    I think there’s some truth to that. But I’m also reminded of Jefferson’s famous letter to Chastellux in 1785, in which he described northerners and southerners: (I’m going to reproduce this here to make it a bit easier to read, in the actual letter he compared them category-by-category, side-by-side)

    “In the north they are:
    jealous of their own liberties, and just to those of others
    superstitious and hypocritical in their religion

    In the south they are:
    zealous for their own liberties, but trampling on those of
    without attachment or pretensions to any religion but that
    of the heart.”

    Obviously TJ was a somewhat biased observer, but a keen one as well, and not entirely uncomfortable in finding fault in his own people.

  4. Don’t forget the influence of religion…and beatings.

    My mom once wore my butt out for running in church.

    Did I mention it was Wednesday night…after church? She was in choir practice and I was in a holding area for choir members’ kids.

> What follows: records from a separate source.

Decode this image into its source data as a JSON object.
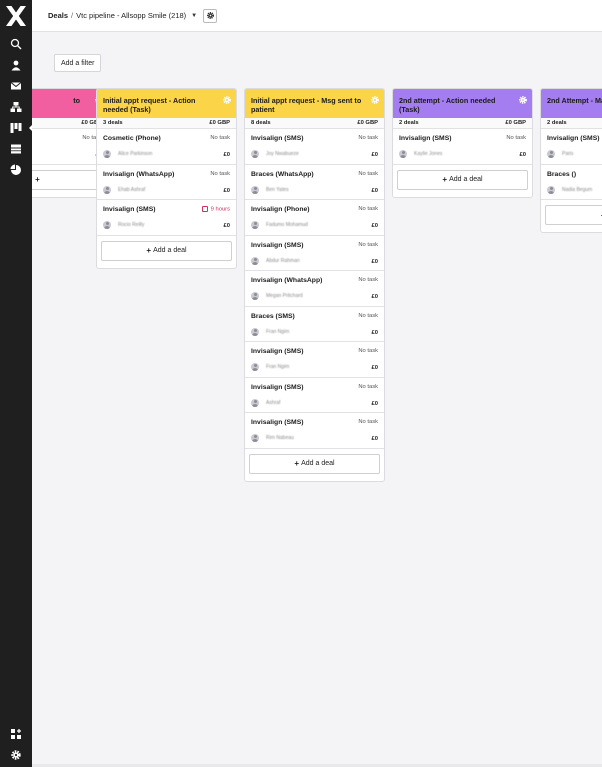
{
  "header": {
    "breadcrumb_root": "Deals",
    "breadcrumb_separator": "/",
    "pipeline_label": "Vtc pipeline - Allsopp Smile (218)"
  },
  "toolbar": {
    "filter_label": "Add a filter"
  },
  "sidebar": {
    "items": [
      {
        "icon": "search-icon"
      },
      {
        "icon": "contacts-icon"
      },
      {
        "icon": "inbox-icon"
      },
      {
        "icon": "org-chart-icon"
      },
      {
        "icon": "pipeline-board-icon",
        "active": true
      },
      {
        "icon": "table-icon"
      },
      {
        "icon": "reports-pie-icon"
      }
    ],
    "bottom": [
      {
        "icon": "apps-icon"
      },
      {
        "icon": "settings-gear-icon"
      }
    ]
  },
  "colors": {
    "pink": "#f25fa1",
    "yellow": "#fbd448",
    "purple": "#a47ef0",
    "sidebar": "#1f1f1f",
    "overdue": "#d4315f"
  },
  "columns": [
    {
      "title": "to",
      "color": "pink",
      "count": "",
      "total": "£0 GBP",
      "cards": [
        {
          "title": "",
          "task": "No task",
          "person": "",
          "value": "£0"
        }
      ],
      "add_label": ""
    },
    {
      "title": "Initial appt request - Action needed (Task)",
      "color": "yellow",
      "count": "3 deals",
      "total": "£0 GBP",
      "cards": [
        {
          "title": "Cosmetic (Phone)",
          "task": "No task",
          "person": "Alice Parkinson",
          "value": "£0"
        },
        {
          "title": "Invisalign (WhatsApp)",
          "task": "No task",
          "person": "Ehab Ashraf",
          "value": "£0"
        },
        {
          "title": "Invisalign (SMS)",
          "task": "9 hours",
          "overdue": true,
          "person": "Rocio Reilly",
          "value": "£0"
        }
      ],
      "add_label": "Add a deal"
    },
    {
      "title": "Initial appt request - Msg sent to patient",
      "color": "yellow",
      "count": "8 deals",
      "total": "£0 GBP",
      "cards": [
        {
          "title": "Invisalign (SMS)",
          "task": "No task",
          "person": "Joy Nwabueze",
          "value": "£0"
        },
        {
          "title": "Braces (WhatsApp)",
          "task": "No task",
          "person": "Ben Yates",
          "value": "£0"
        },
        {
          "title": "Invisalign (Phone)",
          "task": "No task",
          "person": "Fadumo Mohamud",
          "value": "£0"
        },
        {
          "title": "Invisalign (SMS)",
          "task": "No task",
          "person": "Abdur Rahman",
          "value": "£0"
        },
        {
          "title": "Invisalign (WhatsApp)",
          "task": "No task",
          "person": "Megan Pritchard",
          "value": "£0"
        },
        {
          "title": "Braces (SMS)",
          "task": "No task",
          "person": "Fran Ngim",
          "value": "£0"
        },
        {
          "title": "Invisalign (SMS)",
          "task": "No task",
          "person": "Fran Ngim",
          "value": "£0"
        },
        {
          "title": "Invisalign (SMS)",
          "task": "No task",
          "person": "Ashraf",
          "value": "£0"
        },
        {
          "title": "Invisalign (SMS)",
          "task": "No task",
          "person": "Rim Nabeau",
          "value": "£0"
        }
      ],
      "add_label": "Add a deal"
    },
    {
      "title": "2nd attempt - Action needed (Task)",
      "color": "purple",
      "count": "2 deals",
      "total": "£0 GBP",
      "cards": [
        {
          "title": "Invisalign (SMS)",
          "task": "No task",
          "person": "Kaylie Jones",
          "value": "£0"
        }
      ],
      "add_label": "Add a deal"
    },
    {
      "title": "2nd Attempt - Ma",
      "color": "purple",
      "count": "2 deals",
      "total": "",
      "cards": [
        {
          "title": "Invisalign (SMS)",
          "task": "",
          "person": "Paris",
          "value": ""
        },
        {
          "title": "Braces ()",
          "task": "",
          "person": "Nadia Begum",
          "value": ""
        }
      ],
      "add_label": "Add"
    }
  ]
}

And everyone else was running!

    True on both counts. I didn’t get a lot of either, but they were part of the cultural landscape.

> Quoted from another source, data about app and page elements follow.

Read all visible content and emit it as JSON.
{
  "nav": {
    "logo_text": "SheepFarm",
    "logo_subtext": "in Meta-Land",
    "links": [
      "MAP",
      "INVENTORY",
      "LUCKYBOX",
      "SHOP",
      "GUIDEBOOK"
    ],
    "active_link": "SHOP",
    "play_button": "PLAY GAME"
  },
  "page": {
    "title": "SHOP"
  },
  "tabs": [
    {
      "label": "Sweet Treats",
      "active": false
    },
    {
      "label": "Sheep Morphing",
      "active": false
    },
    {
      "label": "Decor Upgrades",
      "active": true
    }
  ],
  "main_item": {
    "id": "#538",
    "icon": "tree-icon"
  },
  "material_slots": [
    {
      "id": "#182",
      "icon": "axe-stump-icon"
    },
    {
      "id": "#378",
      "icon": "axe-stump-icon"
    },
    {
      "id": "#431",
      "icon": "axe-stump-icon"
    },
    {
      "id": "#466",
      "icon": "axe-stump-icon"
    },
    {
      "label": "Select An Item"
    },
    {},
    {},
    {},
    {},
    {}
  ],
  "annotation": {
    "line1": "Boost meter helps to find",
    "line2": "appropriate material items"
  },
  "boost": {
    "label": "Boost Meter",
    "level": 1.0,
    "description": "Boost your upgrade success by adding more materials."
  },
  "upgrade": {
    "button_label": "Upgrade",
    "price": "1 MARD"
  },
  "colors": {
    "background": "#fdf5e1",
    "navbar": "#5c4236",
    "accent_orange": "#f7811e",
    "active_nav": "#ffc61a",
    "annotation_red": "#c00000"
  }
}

    I may have gotten a beating for something related to Vacation Bible School once, now that I think of it…hmm. Something involving that godawful green Kool-Aid?

  5. Women feminists or otherwise that presume that polite courtesies extended by men toward women are done because the women are viewed by the men as somehow “less” are projecting their own insecurities and self esteem issues onto the men in question. When a person is polite and courteous it is not about you it is about them – how they were raised – how they view the world – how they like to treat people and be treated.
    The other advantage to starting from a position of politness and courtesy it leaves room to escalate if needed. Where do you think the phrase Steel Magnolia comes from 🙂 Love the blog and the posts are great!

    I agree on your points about “it’s not about you, it’s me.” I’m sure just about every lady I know can easily open her own door, carry her own groceries, etc., but I just can’t rest easily feeling like I’m sitting back on my ass while my wife makes four trips to haul the groceries back and forth from the car.

    And yes, I like your point about it leaving you room to escalate. When I suddenly stop being polite, it’s a warning that I’m pissed off. By the time I actually start acting pissed off, you should be ducking for cover.

    Where does your “asshole from square one” guy from Brooklyn guy go? More assholish? Or straight to swinging fists?

    Thanks for the compliments, stop on by anytime!

Leave a Reply

Fill in your details below or click an icon to log in:

WordPress.com Logo

You are commenting using your WordPress.com account. Log Out /  Change )

Google+ photo

You are commenting using your Google+ account. Log Out /  Change )

Twitter picture

You are commenting using your Twitter account. Log Out /  Change )

Facebook photo

You are commenting using your Facebook account. Log Out /  Change )


Connecting to %s

%d bloggers like this: